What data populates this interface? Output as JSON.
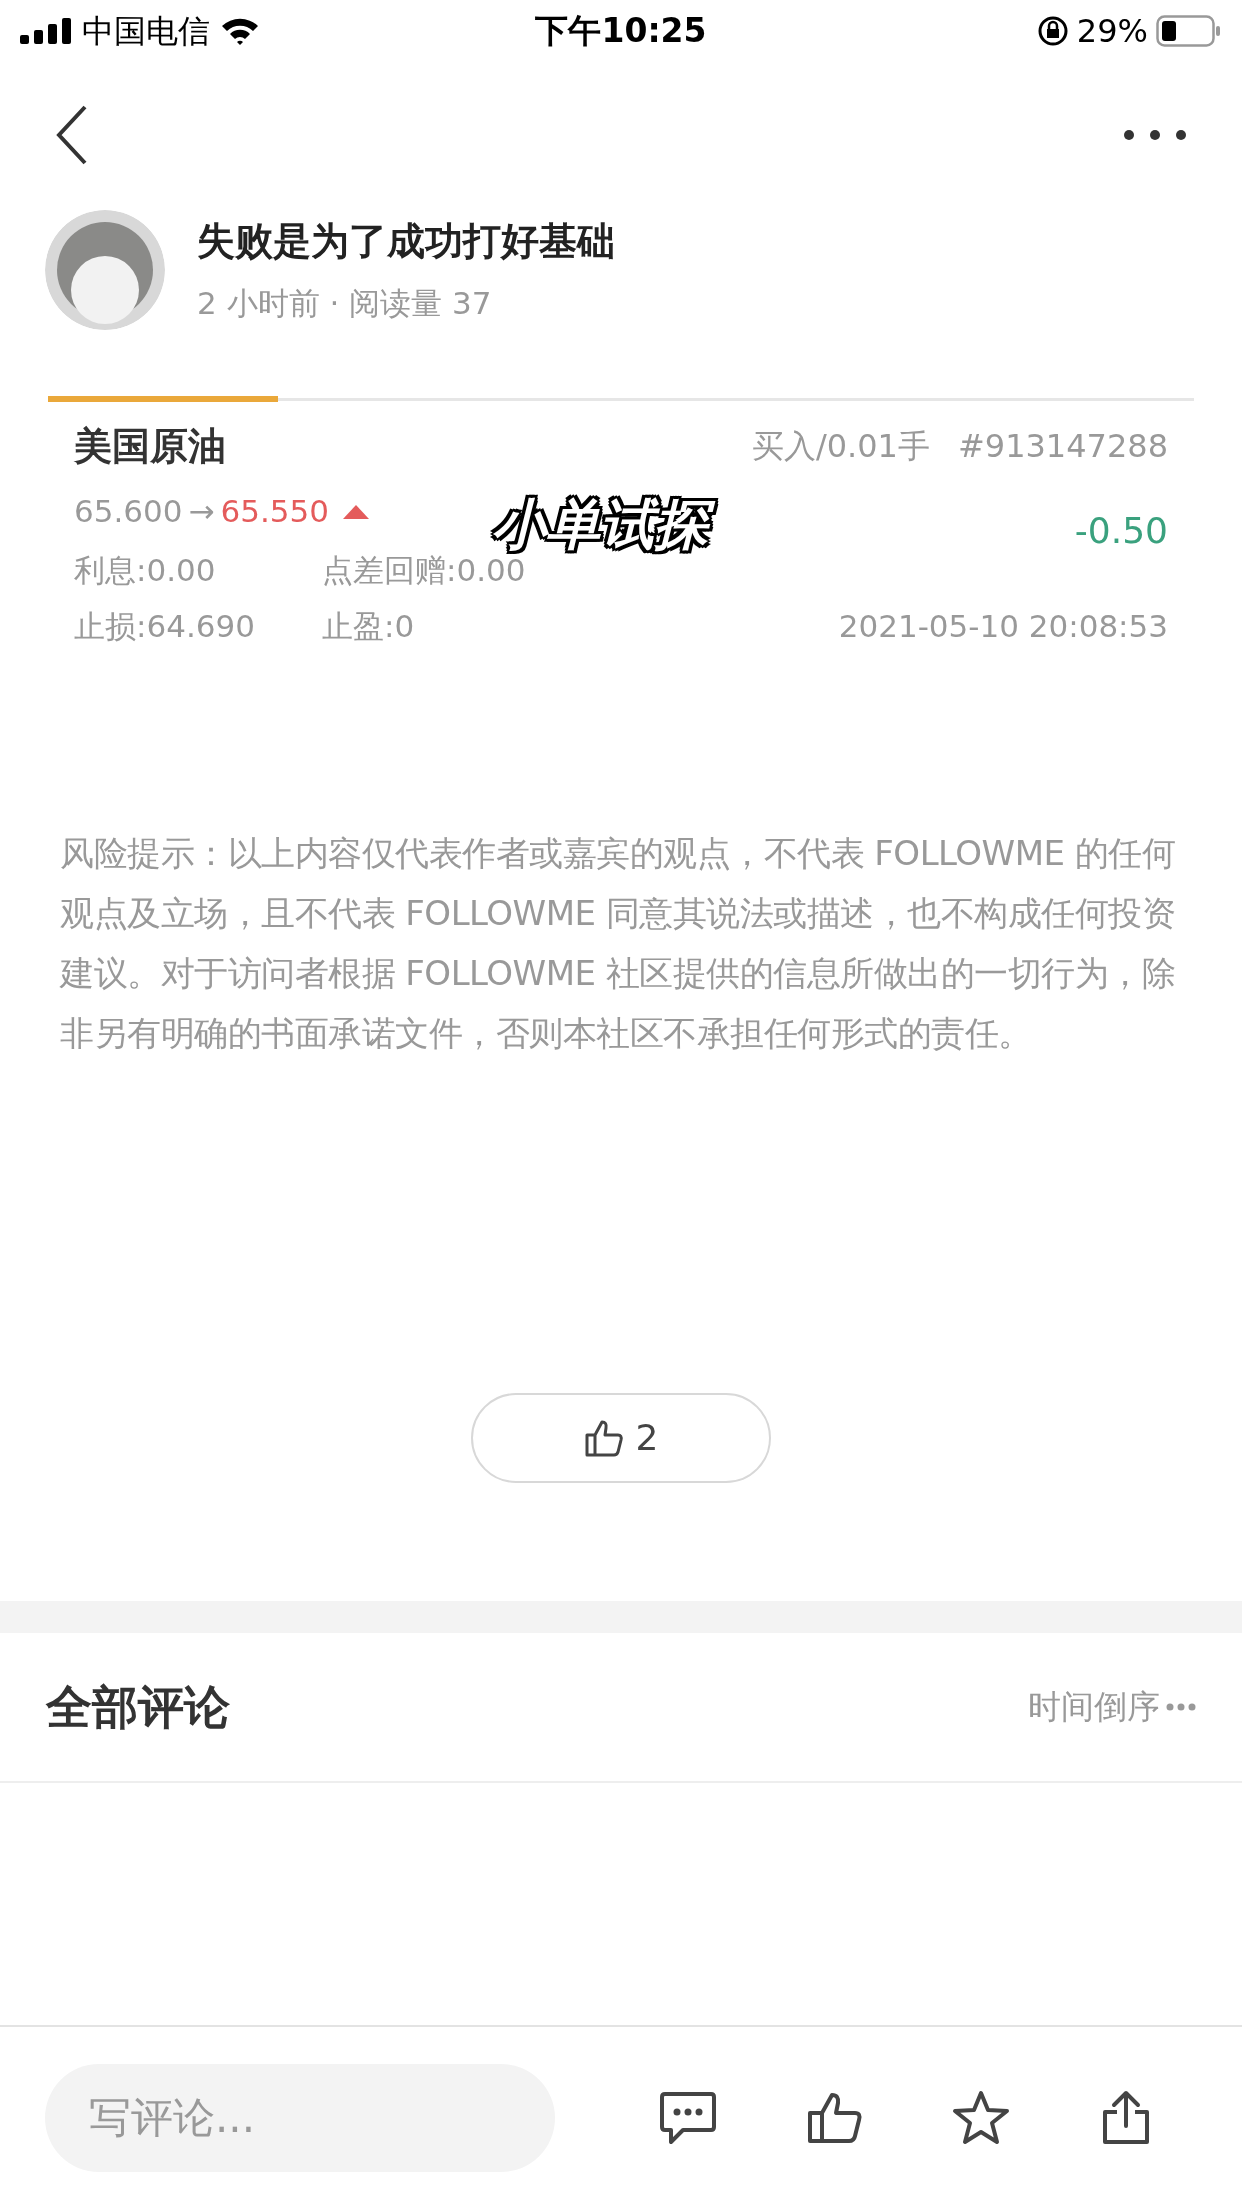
{
  "status_bar": {
    "carrier": "中国电信",
    "time": "下午10:25",
    "battery": "29%"
  },
  "author": {
    "name": "失败是为了成功打好基础",
    "meta": "2 小时前 · 阅读量 37"
  },
  "trade_card": {
    "symbol": "美国原油",
    "order": "买入/0.01手",
    "ticket": "#913147288",
    "open_price": "65.600",
    "arrow": "→",
    "current_price": "65.550",
    "price_up": true,
    "profit": "-0.50",
    "interest": "利息:0.00",
    "spread_rebate": "点差回赠:0.00",
    "stop_loss": "止损:64.690",
    "take_profit": "止盈:0",
    "time": "2021-05-10 20:08:53",
    "sticker": "小单试探"
  },
  "disclaimer": "风险提示：以上内容仅代表作者或嘉宾的观点，不代表 FOLLOWME 的任何观点及立场，且不代表 FOLLOWME 同意其说法或描述，也不构成任何投资建议。对于访问者根据 FOLLOWME 社区提供的信息所做出的一切行为，除非另有明确的书面承诺文件，否则本社区不承担任何形式的责任。",
  "like_button": {
    "count": "2"
  },
  "comments": {
    "title": "全部评论",
    "sort": "时间倒序"
  },
  "bottom_bar": {
    "placeholder": "写评论..."
  }
}
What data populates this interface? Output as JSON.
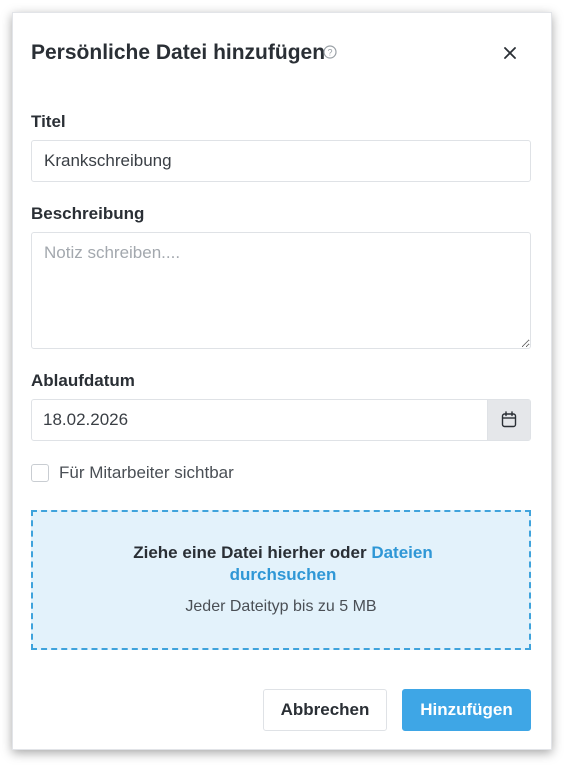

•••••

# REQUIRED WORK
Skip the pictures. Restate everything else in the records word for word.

# SOLVED PROBLEM
What data populates this interface? Output as JSON.
{
  "status_bar": {
    "carrier": "中国电信",
    "time": "下午10:25",
    "battery": "29%"
  },
  "author": {
    "name": "失败是为了成功打好基础",
    "meta": "2 小时前 · 阅读量 37"
  },
  "trade_card": {
    "symbol": "美国原油",
    "order": "买入/0.01手",
    "ticket": "#913147288",
    "open_price": "65.600",
    "arrow": "→",
    "current_price": "65.550",
    "price_up": true,
    "profit": "-0.50",
    "interest": "利息:0.00",
    "spread_rebate": "点差回赠:0.00",
    "stop_loss": "止损:64.690",
    "take_profit": "止盈:0",
    "time": "2021-05-10 20:08:53",
    "sticker": "小单试探"
  },
  "disclaimer": "风险提示：以上内容仅代表作者或嘉宾的观点，不代表 FOLLOWME 的任何观点及立场，且不代表 FOLLOWME 同意其说法或描述，也不构成任何投资建议。对于访问者根据 FOLLOWME 社区提供的信息所做出的一切行为，除非另有明确的书面承诺文件，否则本社区不承担任何形式的责任。",
  "like_button": {
    "count": "2"
  },
  "comments": {
    "title": "全部评论",
    "sort": "时间倒序"
  },
  "bottom_bar": {
    "placeholder": "写评论..."
  }
}
What data populates this interface? Output as JSON.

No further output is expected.